One of the largest risks to the future of a business is one that is often left unnoticed: What will happen when the ownership changes? At some point, a successful business faces this question and considers liquidation for all the right reasons. The business owner has built an asset that is positioned to sell to another individual, a group of investors, or acquired by a large corporation. Or perhaps as the business has grown, planning has revolved around liquidating but the actual liquidation plan isn’t in place.
Whether it is a succession or a liquidation, neither are an overnight event and involve many moving parts and due diligence to be successful. Business liquidation planning should help to transition you emotionally, as well away from the business. Therefore, business liquidation and succession should be tackled sooner than later since the sale is likely to be a large part of your family’s wealth and can impact you financially for years to come.
As your business is about to be sold, factors about income control need be addressed. During the building of your business, you were in full control of decision making and ‘income making.’ Now, business decisions may stop, as well as your ability to make income from the business. Without proper planning, overspending can result, since you may receive a windfall of money for years of hard work. Tax planning must happen even if your sale proceeds will pay over multiple years. No longer will you be able to offset income with business deductions and your income may increase, resulting in a higher personal income tax bracket.
Other factors to consider are defining your role and other key employee’s roles during, and after the sale and if you will receive income during the transition period. Will you maintain control of day to day operations during the transition? All variables of the transaction from start to finish need to be planned out. There should be a lot of planning that goes into what happens after the sale, too. You may maintain control of the business, even if you no longer own it after the liquidation occurs.

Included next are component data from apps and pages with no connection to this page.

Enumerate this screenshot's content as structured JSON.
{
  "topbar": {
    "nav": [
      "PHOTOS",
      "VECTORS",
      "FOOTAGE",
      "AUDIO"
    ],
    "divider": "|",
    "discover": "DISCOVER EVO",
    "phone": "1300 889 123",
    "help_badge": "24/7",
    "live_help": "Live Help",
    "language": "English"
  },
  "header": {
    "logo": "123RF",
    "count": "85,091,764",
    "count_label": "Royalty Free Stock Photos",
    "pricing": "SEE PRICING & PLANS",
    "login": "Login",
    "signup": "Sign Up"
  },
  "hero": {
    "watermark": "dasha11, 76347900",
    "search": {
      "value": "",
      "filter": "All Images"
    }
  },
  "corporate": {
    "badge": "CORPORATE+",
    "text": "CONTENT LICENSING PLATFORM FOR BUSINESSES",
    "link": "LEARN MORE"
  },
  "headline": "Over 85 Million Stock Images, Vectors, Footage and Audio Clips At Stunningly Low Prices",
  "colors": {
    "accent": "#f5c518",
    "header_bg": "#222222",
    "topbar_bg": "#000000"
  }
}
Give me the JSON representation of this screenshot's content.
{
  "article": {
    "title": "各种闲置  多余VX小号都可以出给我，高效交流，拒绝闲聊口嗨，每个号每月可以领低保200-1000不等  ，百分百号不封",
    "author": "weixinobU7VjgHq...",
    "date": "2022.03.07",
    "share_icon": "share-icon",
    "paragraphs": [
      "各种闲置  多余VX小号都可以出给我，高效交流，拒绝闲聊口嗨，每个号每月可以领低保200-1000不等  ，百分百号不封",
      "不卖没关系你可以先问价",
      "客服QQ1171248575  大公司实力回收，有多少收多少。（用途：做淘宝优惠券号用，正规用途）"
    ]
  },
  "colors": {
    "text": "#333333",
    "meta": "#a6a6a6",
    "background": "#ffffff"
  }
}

Family dynamics, mortality, and money are all topics to consider as part of business succession planning. Is the business transferring to family members, or will the sale affect others in your family? Are the profits from selling intended to provide financially for you for the rest of your life? Will you receive enough profit to maintain a particular lifestyle?
Because there are many types of business succession plans, yours should reflect what is best for YOU. Business succession planning should involve legal and tax professionals, a financial advisor, and an insurance specialist if you plan to use life insurance or an annuity as part of compensation from the sale. If you are an entrepreneur, we recommend planning your exit strategy now, even if you don’t see business liquidation in your immediate future. Your future self will thank you.